And the second point that needs to be made here is this. It’s not how much fat you eat, but it’s instead what kind of fat you eat, because not all fats are created equal.

Or in-other-words, it is a myth when so-called health experts tell you that you need to eat a low-fat diet to lose weight and stay healthy. Because it is the type of fat that you eat, not the total amount of fat that you eat. The key is to eat more good fats and less bad fats. Also eating healthy (good) fats are filling, so eating good fats will make you fuller and less likely to overeat and gain weight.

The bottom line is that what really causes weight gain and obesity is not necessarily a diet that has good fats in it (nuts, seeds, avocados, salmon, flaxseed etc.), but instead a diet that has bad fats in it e.g. commercially baked goods as well as processed and fried foods for example.

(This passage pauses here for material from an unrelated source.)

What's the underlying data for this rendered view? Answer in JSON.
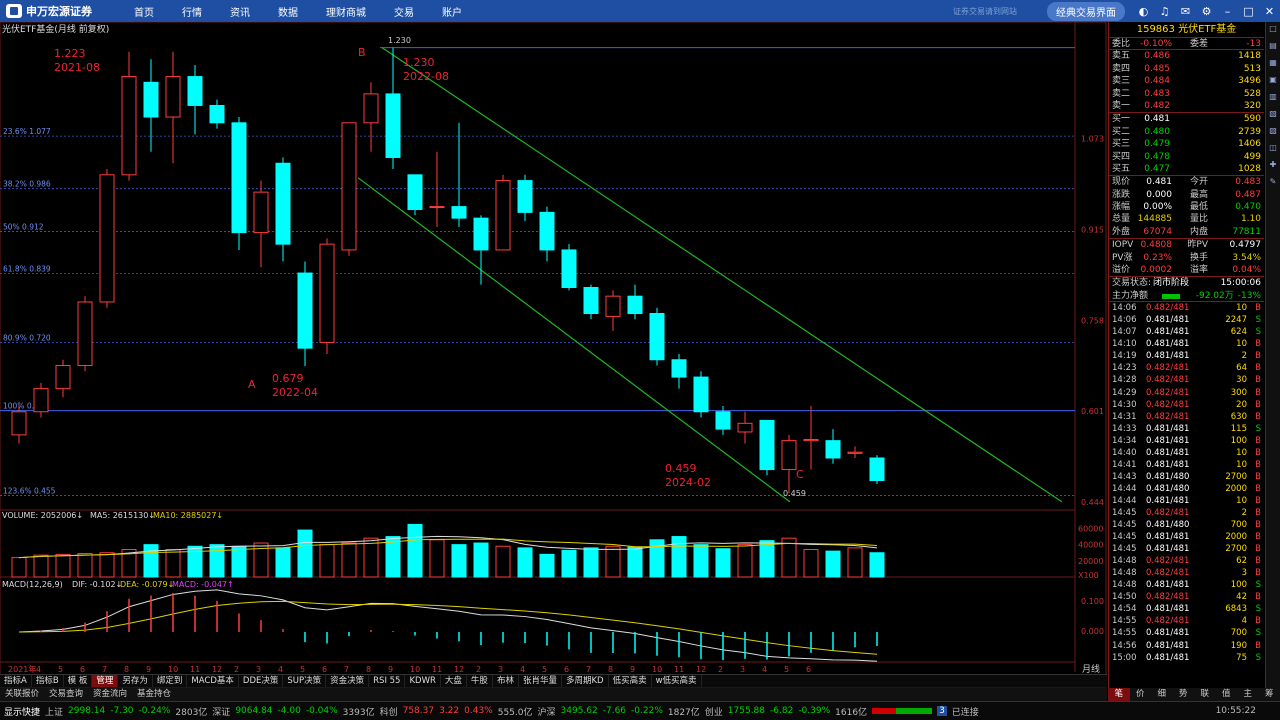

So with that background information in mind let’s now provide for you a list of good fats vs bad fats, so you know which ones you should add to your diet, and which ones you should avoid altogether. Let’s begin with a list of healthy (good) fats:

Healthy (good) Fats

Here is a list of healthy fats (monounsaturated, polyunsaturated and omega-3) that are most recommended:

  • Avocados
  • Nuts such as almonds and pecans
  • Nut butters
  • Seeds
  • Flaxseed
  • Flaxseed oil
  • Grass fed meats
  • Cold water fish (salmon)
  • Raw dairy
  • Butter made from raw grass-fed organic milk
  • Olive oil
  • Non-GMO sources of tofu and soymilk
  • Olives
  • Peanut butter

Next is the list of unhealthy (bad) fats.

Bad Fats

Here is a list of bad fats (saturated and trans fat) that are not recommended and should only be used in extreme moderation – or eliminated from your diet altogether.

  • Whole-fat dairy products (milk and cream)
  • High-fat cheeses
  • Ice cream and ice cream products
  • Palm and coconut oil
  • Commercially-baked pastries, cookies, doughnuts, muffins, cakes, pizza dough
  • Packaged snack foods (crackers, microwave popcorn, chips)
  • Vegetable shortening
  • High-fat cuts of meat (beef, lamb, pork)
  • Fried foods (French fries, fried chicken, chicken nuggets, breaded fish)
  • Stick margarine
  • Butter
  • Chicken with the skin
  • Candy bars
  • Lard

And lastly, I will break down the differences between the various kinds of fats into four different categories this time; Good, Great, Bad, & Killer Fats.

Good, Great, Bad, & Killer Fats

Great Fats – Omega-3 fats are considered to be great fats. They can be found in flax seeds.

Good Fats – Monounsaturated fats are good fats that can be found in nuts and avocados

Bad Fats – Saturated fats are considered bad fats. Saturated fats are found primarily in meat and dairy products.

Killer Fats – Trans fats are considered to be killer fats. You will find these killer fats in only two places; hydrogenated oils and meat (animal fats) and dairy.

Let’s further the conversation by expanding our discussion on the hydrogenation process.

Hydrogenation Process

In a nutshell, this is a method that the food industry designed for the purpose of creating toxic fats synthetically by hardening vegetable oil in a process called hydrogenation. And what this process does is make them behave more like animal fat.

So are there any benefits to this process? Well, yes there is, but at the expense of human life. Here a couple of benefits of the hydrogenation process.

Benefits of Hydrogenation Process

  1. Longer shelf life
  2. Partially hydrogenated vegetable oils are cheaper than animal fats

However, as indicated, the benefits are at the expense of human life. In fact, if you were to do a cost benefit analysis on this, you would discover that the cost greatly outweigh the benefits.

So the next question that should be asked is this. What intake levels of trans fat are safe? Well, according to the most prestigious scientific body in the United States, the National Academy of Sciences, they concluded that the only safe intake levels of trans fat are zero. In fact, the Academy stated that the tolerable upper daily limit of intake is once again zero. They go on to say that about one fifth of American trans fat intake comes from animal fat.

This concludes this lesson on good fats vs bad fats and why you need to learn the difference between the two. Read more about Health and Nutrition